There is so much beauty outside this time of year. I love the flowers starting to bloom, the weather beginning to warm up and the cheerful laughs of children finally getting to play outside.
But with all the beauty, there is a layer of dust to be cleaned. There are places to be looked at that you haven’t given attention to in a long time.
I’m not talking about the bookshelf, although it also has a layer of dust – I’m talking about the heart. Time for a much deeper spring clean, and my soul needs it.
I often wonder why people take the New Year to make a resolution. I understand it is a new year which makes it a calendar-friendly time to make new goals.
However, I am not energized in January. Those motivations and goals are like the winter daylight – short lived.
But spring time brings energy, brings life and brings a remembrance of the promise we were given: Jesus died on the cross, for me and for you, so that we can LIVE – I mean really, dig-your-hands-in-the-soil kind of LIVE.
Here is what I’ll be tackling this spring:
The Living Room
This is where a lot of dirt can pile up. There is so much commotion in this area. People are coming and going, there is work piled high, there are toys under the couch, and who knows what is under the cushions.
This is where the real priorities get pushed aside for busyness or distraction. Our commitments just seem to get buried behind pillows.
You ran errands, worked, cleaned and ran yourself into a frenzy all day so when you hit that couch, your commitment to read her a book, go to your Bible study, call your friend, workout – it all just becomes not-that-important in your head.
You begin making excuses or justifying your actions. It is OK if you skip out – you deserve a night-off.

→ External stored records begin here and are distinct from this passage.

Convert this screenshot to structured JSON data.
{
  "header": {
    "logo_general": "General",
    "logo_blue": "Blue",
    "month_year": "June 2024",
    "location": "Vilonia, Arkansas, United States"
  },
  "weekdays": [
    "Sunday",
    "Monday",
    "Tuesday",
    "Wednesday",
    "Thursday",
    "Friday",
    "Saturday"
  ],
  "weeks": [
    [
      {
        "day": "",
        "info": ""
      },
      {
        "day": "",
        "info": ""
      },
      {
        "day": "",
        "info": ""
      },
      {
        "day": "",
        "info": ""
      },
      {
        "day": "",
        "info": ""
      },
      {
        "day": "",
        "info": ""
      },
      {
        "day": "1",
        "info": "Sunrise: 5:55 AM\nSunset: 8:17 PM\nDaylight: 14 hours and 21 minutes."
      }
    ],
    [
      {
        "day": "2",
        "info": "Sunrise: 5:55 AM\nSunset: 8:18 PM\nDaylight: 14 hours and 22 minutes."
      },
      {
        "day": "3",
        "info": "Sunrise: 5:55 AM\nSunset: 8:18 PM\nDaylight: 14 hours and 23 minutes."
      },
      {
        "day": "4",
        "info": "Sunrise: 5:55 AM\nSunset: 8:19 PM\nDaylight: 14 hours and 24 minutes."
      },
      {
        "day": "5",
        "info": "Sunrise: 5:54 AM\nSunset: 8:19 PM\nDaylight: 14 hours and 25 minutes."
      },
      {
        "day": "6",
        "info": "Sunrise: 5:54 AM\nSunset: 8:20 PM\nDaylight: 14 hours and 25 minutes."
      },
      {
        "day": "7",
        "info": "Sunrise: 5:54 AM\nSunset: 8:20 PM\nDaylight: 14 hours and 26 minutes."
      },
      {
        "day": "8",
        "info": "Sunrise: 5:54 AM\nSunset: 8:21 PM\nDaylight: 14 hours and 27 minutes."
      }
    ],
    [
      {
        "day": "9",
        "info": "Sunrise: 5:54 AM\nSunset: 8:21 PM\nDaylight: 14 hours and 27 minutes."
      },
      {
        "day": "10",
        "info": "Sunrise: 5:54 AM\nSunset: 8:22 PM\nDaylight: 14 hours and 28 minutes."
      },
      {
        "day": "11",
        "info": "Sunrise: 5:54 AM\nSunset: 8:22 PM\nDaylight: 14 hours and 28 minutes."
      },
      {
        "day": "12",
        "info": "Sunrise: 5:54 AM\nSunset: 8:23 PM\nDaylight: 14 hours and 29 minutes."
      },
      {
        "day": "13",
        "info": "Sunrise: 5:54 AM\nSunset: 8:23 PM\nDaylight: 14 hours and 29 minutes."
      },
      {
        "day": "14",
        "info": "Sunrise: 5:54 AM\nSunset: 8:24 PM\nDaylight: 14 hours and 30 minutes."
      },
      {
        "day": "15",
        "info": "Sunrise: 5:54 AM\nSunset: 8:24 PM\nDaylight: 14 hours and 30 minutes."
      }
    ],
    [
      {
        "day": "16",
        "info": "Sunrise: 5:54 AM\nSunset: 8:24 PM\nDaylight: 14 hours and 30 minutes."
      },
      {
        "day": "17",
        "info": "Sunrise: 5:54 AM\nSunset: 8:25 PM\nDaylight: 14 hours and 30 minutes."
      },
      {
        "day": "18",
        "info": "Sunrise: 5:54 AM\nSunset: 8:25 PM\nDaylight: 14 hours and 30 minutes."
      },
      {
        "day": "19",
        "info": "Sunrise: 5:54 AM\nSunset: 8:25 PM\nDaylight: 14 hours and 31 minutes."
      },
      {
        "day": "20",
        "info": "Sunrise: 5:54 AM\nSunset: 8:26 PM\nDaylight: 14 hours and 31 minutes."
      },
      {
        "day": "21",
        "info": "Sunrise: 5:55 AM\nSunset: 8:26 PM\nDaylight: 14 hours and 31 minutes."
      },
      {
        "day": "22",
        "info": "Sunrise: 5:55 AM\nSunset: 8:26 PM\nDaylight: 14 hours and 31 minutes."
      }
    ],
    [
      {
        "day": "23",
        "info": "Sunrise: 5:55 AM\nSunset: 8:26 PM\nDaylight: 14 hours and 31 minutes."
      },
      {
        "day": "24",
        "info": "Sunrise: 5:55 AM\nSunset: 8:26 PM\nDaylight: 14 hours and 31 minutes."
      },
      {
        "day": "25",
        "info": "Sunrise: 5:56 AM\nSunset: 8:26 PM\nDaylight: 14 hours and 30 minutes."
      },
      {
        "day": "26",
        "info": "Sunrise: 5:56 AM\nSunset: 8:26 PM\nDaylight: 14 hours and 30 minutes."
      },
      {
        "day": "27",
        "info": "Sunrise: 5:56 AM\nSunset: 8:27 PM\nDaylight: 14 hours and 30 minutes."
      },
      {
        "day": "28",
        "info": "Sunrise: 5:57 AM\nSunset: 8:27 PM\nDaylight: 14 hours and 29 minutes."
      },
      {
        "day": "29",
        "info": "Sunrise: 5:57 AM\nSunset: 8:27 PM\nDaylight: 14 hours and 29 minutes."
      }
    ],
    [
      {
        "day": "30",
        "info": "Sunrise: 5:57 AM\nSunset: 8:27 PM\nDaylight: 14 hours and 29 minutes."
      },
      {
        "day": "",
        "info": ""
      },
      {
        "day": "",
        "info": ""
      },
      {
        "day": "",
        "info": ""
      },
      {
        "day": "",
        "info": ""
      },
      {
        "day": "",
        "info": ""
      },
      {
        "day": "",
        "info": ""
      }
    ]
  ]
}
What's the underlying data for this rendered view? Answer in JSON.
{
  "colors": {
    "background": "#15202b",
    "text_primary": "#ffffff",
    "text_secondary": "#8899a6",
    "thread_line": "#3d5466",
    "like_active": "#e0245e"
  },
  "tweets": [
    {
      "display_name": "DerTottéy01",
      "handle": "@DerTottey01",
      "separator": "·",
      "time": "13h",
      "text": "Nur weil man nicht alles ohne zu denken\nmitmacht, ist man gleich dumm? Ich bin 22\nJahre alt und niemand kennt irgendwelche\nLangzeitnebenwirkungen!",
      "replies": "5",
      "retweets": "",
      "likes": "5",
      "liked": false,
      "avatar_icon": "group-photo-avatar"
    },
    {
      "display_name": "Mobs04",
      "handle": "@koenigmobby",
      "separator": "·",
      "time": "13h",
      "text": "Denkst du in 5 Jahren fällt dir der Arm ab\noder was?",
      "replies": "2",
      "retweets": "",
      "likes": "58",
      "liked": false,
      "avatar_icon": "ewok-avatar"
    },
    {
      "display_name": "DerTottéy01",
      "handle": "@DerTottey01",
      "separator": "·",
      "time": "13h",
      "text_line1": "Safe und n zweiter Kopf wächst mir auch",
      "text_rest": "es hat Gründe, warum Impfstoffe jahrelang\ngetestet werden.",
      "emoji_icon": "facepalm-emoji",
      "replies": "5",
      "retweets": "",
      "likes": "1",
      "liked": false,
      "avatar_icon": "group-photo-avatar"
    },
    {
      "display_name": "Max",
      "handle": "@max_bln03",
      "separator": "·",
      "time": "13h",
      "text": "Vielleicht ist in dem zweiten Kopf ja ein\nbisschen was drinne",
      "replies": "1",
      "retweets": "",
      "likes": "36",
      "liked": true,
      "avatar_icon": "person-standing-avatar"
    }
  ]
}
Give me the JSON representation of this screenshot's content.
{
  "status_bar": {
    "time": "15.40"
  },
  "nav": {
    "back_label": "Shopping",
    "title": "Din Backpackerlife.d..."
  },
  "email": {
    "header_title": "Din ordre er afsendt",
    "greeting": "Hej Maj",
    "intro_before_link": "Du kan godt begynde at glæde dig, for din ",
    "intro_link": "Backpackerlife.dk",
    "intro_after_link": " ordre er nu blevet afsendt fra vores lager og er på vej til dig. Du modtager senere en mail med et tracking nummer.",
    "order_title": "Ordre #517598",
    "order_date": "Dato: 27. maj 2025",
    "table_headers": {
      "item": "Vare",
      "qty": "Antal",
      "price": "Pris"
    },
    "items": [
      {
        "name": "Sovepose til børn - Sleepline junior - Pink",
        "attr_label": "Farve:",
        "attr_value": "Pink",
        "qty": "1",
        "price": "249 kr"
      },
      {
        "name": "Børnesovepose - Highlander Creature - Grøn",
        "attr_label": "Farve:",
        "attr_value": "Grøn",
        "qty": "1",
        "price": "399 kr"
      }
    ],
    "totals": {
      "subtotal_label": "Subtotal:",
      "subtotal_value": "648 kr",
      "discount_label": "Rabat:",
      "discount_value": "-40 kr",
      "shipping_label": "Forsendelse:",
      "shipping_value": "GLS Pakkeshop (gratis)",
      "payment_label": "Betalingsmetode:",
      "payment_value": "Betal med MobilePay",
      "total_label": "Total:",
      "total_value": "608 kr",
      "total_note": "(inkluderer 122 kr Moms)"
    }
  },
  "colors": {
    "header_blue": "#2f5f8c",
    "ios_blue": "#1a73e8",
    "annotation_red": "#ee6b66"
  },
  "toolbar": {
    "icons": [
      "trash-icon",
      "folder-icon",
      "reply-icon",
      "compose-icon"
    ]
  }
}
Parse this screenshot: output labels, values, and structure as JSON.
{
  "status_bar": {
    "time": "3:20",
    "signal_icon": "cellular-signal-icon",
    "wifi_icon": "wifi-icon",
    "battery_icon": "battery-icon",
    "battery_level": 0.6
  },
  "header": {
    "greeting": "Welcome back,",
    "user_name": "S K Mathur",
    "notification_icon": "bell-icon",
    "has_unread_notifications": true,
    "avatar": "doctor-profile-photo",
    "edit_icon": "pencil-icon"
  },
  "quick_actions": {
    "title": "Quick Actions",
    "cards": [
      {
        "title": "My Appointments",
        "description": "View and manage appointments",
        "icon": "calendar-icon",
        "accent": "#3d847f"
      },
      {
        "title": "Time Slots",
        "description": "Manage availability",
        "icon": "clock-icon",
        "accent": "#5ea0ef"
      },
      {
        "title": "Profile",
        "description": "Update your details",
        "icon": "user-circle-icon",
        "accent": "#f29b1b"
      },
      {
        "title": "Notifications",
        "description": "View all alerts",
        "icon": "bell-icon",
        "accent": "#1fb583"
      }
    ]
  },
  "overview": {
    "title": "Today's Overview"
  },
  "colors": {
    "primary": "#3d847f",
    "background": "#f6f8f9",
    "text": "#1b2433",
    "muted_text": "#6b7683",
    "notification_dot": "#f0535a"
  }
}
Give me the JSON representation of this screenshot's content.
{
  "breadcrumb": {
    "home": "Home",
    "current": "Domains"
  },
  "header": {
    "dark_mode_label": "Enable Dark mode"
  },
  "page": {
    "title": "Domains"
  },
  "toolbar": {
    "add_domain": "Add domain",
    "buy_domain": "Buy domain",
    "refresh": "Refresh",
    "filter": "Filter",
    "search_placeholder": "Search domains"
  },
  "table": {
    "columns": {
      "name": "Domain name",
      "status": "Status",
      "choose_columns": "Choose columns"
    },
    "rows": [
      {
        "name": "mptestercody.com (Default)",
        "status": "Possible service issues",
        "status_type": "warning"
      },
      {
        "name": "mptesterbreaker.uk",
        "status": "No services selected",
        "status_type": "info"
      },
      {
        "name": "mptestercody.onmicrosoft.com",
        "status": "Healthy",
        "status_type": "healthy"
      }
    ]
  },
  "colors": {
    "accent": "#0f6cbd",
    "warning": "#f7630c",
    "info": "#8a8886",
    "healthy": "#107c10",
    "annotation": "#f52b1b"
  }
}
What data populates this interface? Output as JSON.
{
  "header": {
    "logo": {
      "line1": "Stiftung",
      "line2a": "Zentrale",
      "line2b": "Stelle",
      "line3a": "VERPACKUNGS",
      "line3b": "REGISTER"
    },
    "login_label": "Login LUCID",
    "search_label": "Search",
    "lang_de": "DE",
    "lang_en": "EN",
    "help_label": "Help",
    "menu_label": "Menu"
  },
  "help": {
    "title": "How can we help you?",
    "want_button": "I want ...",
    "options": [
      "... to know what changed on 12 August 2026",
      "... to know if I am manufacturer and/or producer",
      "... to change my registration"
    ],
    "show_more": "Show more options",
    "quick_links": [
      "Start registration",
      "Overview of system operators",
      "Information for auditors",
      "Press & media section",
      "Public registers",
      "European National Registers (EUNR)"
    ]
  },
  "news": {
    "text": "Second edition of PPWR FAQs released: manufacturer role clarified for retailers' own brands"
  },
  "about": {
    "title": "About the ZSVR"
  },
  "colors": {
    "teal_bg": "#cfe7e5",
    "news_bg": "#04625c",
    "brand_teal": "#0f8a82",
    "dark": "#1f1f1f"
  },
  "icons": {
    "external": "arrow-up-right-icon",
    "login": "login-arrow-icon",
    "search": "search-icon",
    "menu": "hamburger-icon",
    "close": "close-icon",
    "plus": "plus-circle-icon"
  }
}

We are human. We are really good at justifying our laziness and pushing aside commitments.
And this isn’t to say we don’t deserve to sit on that couch and relax, just as long as our promises and the priorities we have aren’t getting traded in.
Charles E. Hummel said, “We live in constant tension between the urgent and the important. The problem is that many important tasks need not be done today, or even this week. But often the urgent, though less important, tasks call for immediate response – endless demands pressure every waking hour. With a sense of loss we recall the important tasks that have been shunted aside. We realize that we’ve become slaves to the tyranny of the urgent.”
Take a good look at this room. Dust off your Bible or the books you said you would read. Fill your couches with good friends that you’ve been meaning to talk with.
When we think that we just need more time in a day, may really be just a need for some re-organization. Say “no” to the urgent and focus on the important.
Time to flip the mattress. While you may think that all the relationships in your life are just fine, these relationships whether with God, your spouse, children or other family and friends might need some serious readjusting.
Pushing aside God for the world’s busyness will drain you even further. There is nothing more crucial than time with Him.
As Sarah Young reminds, He is omnipotent and is able to bend time and events in your favor. You will find that you can accomplish more in less time after you’ve given time to Him.
Open the door with your spouse or children. Sit them down and ask if there is anything you can do to strengthen or if anything you are doing is hindering the relationship.
Friendships are a common area that are built up with dust, worn down, stepped on and pushed aside. Stop ignoring your friends. If you want them to go away, ignoring is the way to do it. But if you don’t want them to go away, time and effort is required. They are only going to call you or send you so many invitations before they get tired and stop.
Shake out the rugs. Ask for forgiveness or forgive (even if the other person didn’t ask you). Forgiveness and moving on is the bleach of heart-cleaners.
Our relationships are vital and whether they require a deep clean or just a polish, nothing is more beneficial and rewarding than taking that effort to do so.
After looking at the pile of dirt, organize what needs to be washed and figure out the best way to do it. Learning how to say “no” to the urgent and “yes” to the important may be a gentle and slow adaption while deciding to attend a weekly Bible study or deciding to sit down at the dinner table as a family and talk may be faster and easier.
Whatever it is, give it thought and commitment. The thing with laundry is that it has to get done. Even if you keep pushing the dryer button, at some point, you have to give it attention. Make small goals and finish it to the end.
This column was published at http://www.nrtoday.com